This play is a modern parable of humanity, exploring the depths of justice, human motivations and interpretations of the Divine. Miller craftily explores complex ideological, philosophical, and sociological questions to which there still are not complete answers. That is the reason for telling this story, to ask the questions and have the conversation from different perspectives. If everyone wants justice, why do we go on causing further injustice in our pursuit of it? Who is to blame for injustice or the world’s problems? Where does our sense of injustice and need to correct it come from? Where do we get the idea of justice and what are we measuring it by? If God is often presumed in many traditions to be all powerful and ever-loving, why then did he allow for or create the opportunity to do wrong and for injustice to occur? These are just some of the questions I have as I entered the world Arthur Miller created with this fascinating upside down retelling of a familiar story.

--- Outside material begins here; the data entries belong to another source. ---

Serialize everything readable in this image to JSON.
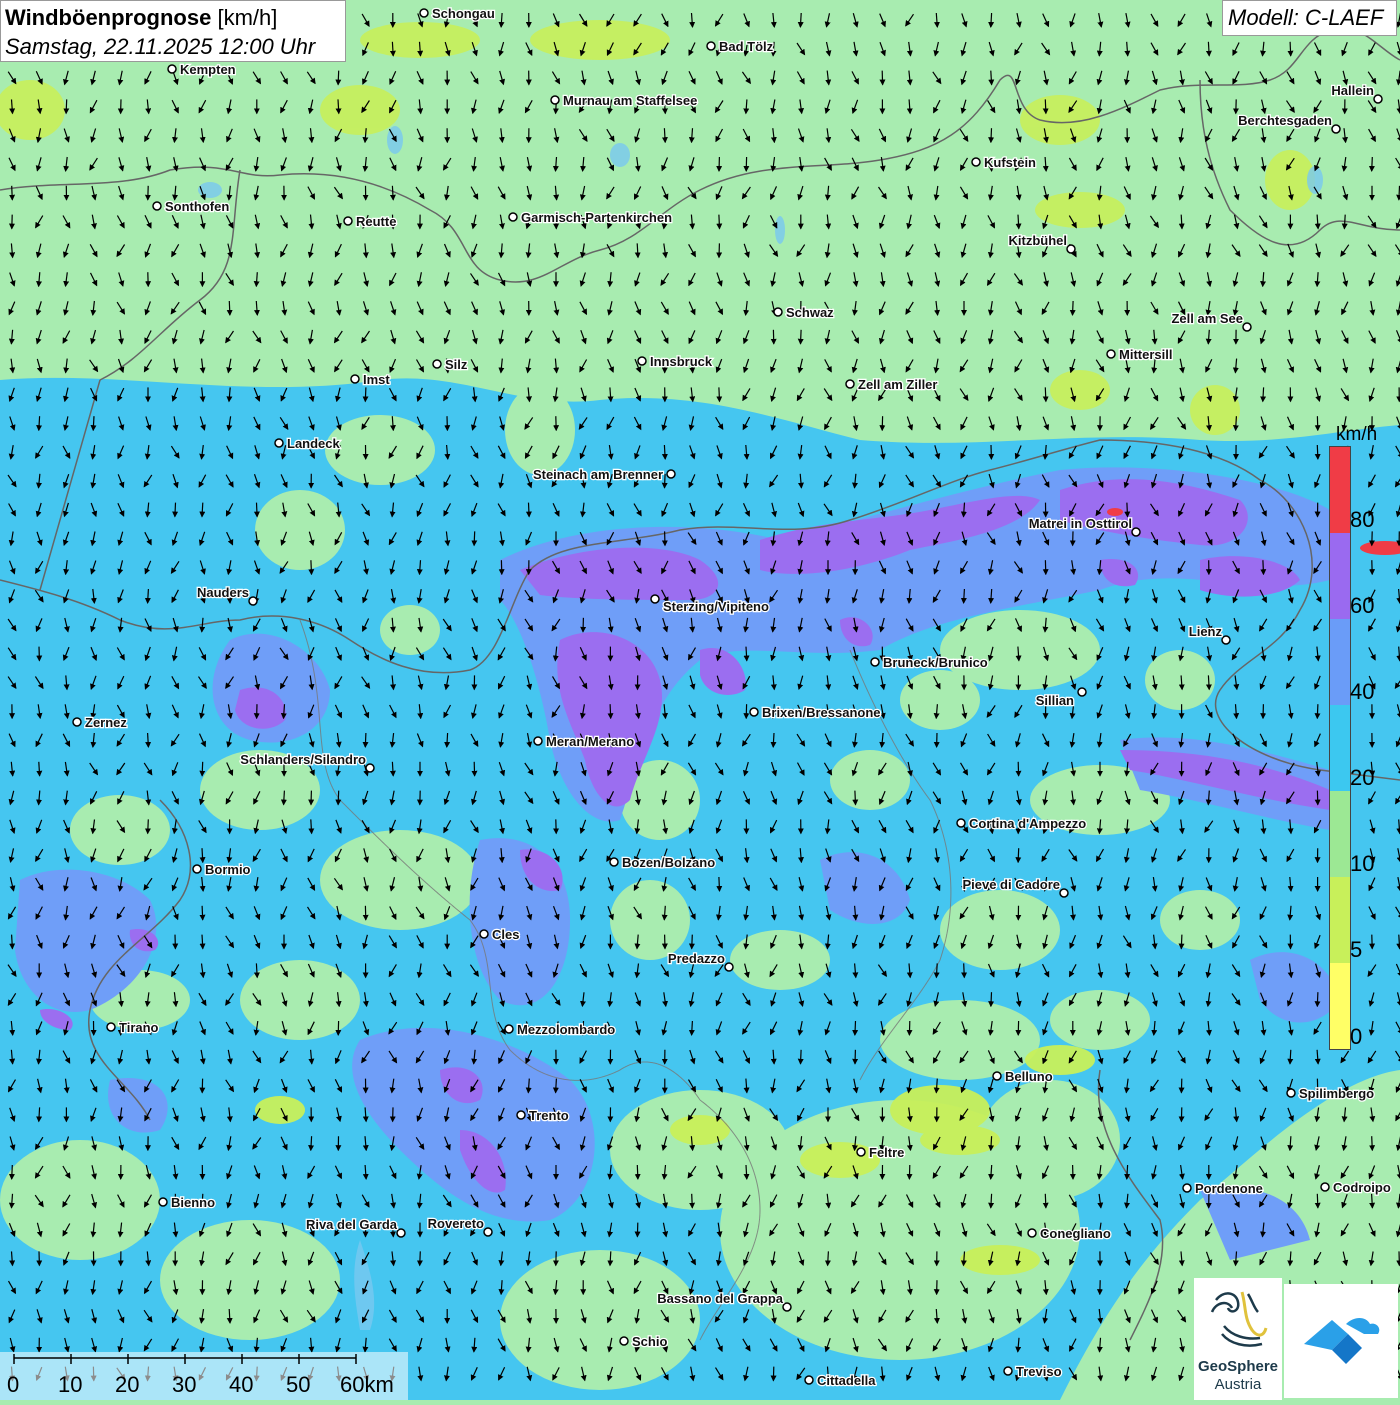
{
  "header": {
    "title_bold": "Windböenprognose",
    "title_unit": " [km/h]",
    "subtitle": "Samstag, 22.11.2025 12:00 Uhr"
  },
  "model": {
    "label": "Modell: C-LAEF"
  },
  "legend": {
    "unit": "km/h",
    "ticks": [
      "0",
      "5",
      "10",
      "20",
      "40",
      "60",
      "80"
    ],
    "colors": [
      "#ffff66",
      "#c8f05a",
      "#9ce894",
      "#3cc8f0",
      "#6a9cf8",
      "#9a6af0",
      "#f03c46"
    ]
  },
  "scale_bar": {
    "ticks": [
      "0",
      "10",
      "20",
      "30",
      "40",
      "50",
      "60km"
    ]
  },
  "logos": {
    "geosphere_line1": "GeoSphere",
    "geosphere_line2": "Austria",
    "logo_icon": "geosphere-icon",
    "app_icon": "wind-app-icon"
  },
  "colors": {
    "calm": "#ffff66",
    "light": "#c8f05a",
    "moderate": "#a8ecb0",
    "fresh": "#45c6f0",
    "strong": "#6f9ef8",
    "stormy": "#9b6ef0",
    "storm": "#f03c46"
  },
  "cities": [
    {
      "name": "Schongau"
    },
    {
      "name": "Bad Tölz"
    },
    {
      "name": "Kempten"
    },
    {
      "name": "Murnau am Staffelsee"
    },
    {
      "name": "Hallein"
    },
    {
      "name": "Berchtesgaden"
    },
    {
      "name": "Kufstein"
    },
    {
      "name": "Sonthofen"
    },
    {
      "name": "Reutte"
    },
    {
      "name": "Garmisch-Partenkirchen"
    },
    {
      "name": "Kitzbühel"
    },
    {
      "name": "Schwaz"
    },
    {
      "name": "Zell am See"
    },
    {
      "name": "Mittersill"
    },
    {
      "name": "Innsbruck"
    },
    {
      "name": "Silz"
    },
    {
      "name": "Imst"
    },
    {
      "name": "Zell am Ziller"
    },
    {
      "name": "Landeck"
    },
    {
      "name": "Steinach am Brenner"
    },
    {
      "name": "Matrei in Osttirol"
    },
    {
      "name": "Nauders"
    },
    {
      "name": "Sterzing/Vipiteno"
    },
    {
      "name": "Lienz"
    },
    {
      "name": "Bruneck/Brunico"
    },
    {
      "name": "Sillian"
    },
    {
      "name": "Brixen/Bressanone"
    },
    {
      "name": "Zernez"
    },
    {
      "name": "Meran/Merano"
    },
    {
      "name": "Schlanders/Silandro"
    },
    {
      "name": "Cortina d'Ampezzo"
    },
    {
      "name": "Bozen/Bolzano"
    },
    {
      "name": "Bormio"
    },
    {
      "name": "Pieve di Cadore"
    },
    {
      "name": "Cles"
    },
    {
      "name": "Predazzo"
    },
    {
      "name": "Tirano"
    },
    {
      "name": "Mezzolombardo"
    },
    {
      "name": "Belluno"
    },
    {
      "name": "Spilimbergo"
    },
    {
      "name": "Trento"
    },
    {
      "name": "Feltre"
    },
    {
      "name": "Pordenone"
    },
    {
      "name": "Codroipo"
    },
    {
      "name": "Bienno"
    },
    {
      "name": "Riva del Garda"
    },
    {
      "name": "Rovereto"
    },
    {
      "name": "Conegliano"
    },
    {
      "name": "Bassano del Grappa"
    },
    {
      "name": "Schio"
    },
    {
      "name": "Treviso"
    },
    {
      "name": "Cittadella"
    }
  ]
}
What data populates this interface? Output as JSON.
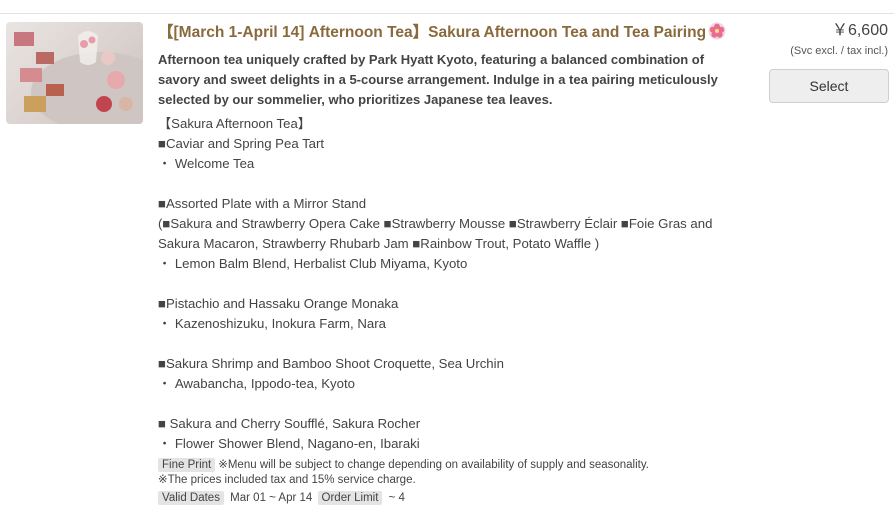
{
  "plan": {
    "title": "【[March 1-April 14] Afternoon Tea】Sakura Afternoon Tea and Tea Pairing",
    "description": "Afternoon tea uniquely crafted by Park Hyatt Kyoto, featuring a balanced combination of savory and sweet delights in a 5-course arrangement. Indulge in a tea pairing meticulously selected by our sommelier, who prioritizes Japanese tea leaves.",
    "menu_lines": [
      "【Sakura Afternoon Tea】",
      "■Caviar and Spring Pea Tart",
      "・ Welcome Tea",
      "",
      "■Assorted Plate with a Mirror Stand",
      "(■Sakura and Strawberry Opera Cake ■Strawberry Mousse ■Strawberry Éclair ■Foie Gras and",
      "Sakura Macaron, Strawberry Rhubarb Jam ■Rainbow Trout, Potato Waffle )",
      "・ Lemon Balm Blend, Herbalist Club Miyama, Kyoto",
      "",
      "■Pistachio and Hassaku Orange Monaka",
      "・ Kazenoshizuku, Inokura Farm, Nara",
      "",
      "■Sakura Shrimp and Bamboo Shoot Croquette, Sea Urchin",
      "・ Awabancha, Ippodo-tea, Kyoto",
      "",
      "■ Sakura and Cherry Soufflé, Sakura Rocher",
      "・ Flower Shower Blend, Nagano-en, Ibaraki"
    ]
  },
  "price": {
    "amount": "￥6,600",
    "tax_note": "(Svc excl. / tax incl.)"
  },
  "select_button": {
    "label": "Select"
  },
  "fine_print": {
    "tag": "Fine Print",
    "line1": "※Menu will be subject to change depending on availability of supply and seasonality.",
    "line2": "※The prices included tax and 15% service charge."
  },
  "valid_dates": {
    "tag": "Valid Dates",
    "value": "Mar 01 ~ Apr 14"
  },
  "order_limit": {
    "tag": "Order Limit",
    "value": "~ 4"
  },
  "colors": {
    "title": "#8a6a3d",
    "button_bg": "#eeeeee"
  },
  "icons": {
    "title_flower": "cherry-blossom-icon"
  }
}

9th Hour’s mandate and tradition is to provide opportunities for audiences to participate in discussion with the artists and “expert” guests on some of the subject matter of the theatrical works we present. With this play we have 8 post-show discussions scheduled with some of the performers and a variety of guests, including Rabbi Bulka (580 CFRA radio), Reverend Mark Whittall (St. Alban’s Anglican Church), Imam Mohamad Jebara (Cordova Spiritual Education Center), Alexandra Bender (Masters in Conflict Studies), and Gillian Wallace (PhD in Psychology of Religion). I would encourage you stay for one of these discussions and share your insights and perspectives in conversation with others. It is often a beautiful and sacred experience to openly and respectfully discuss weighty and potentially divisive matters with people of varying beliefs and world views.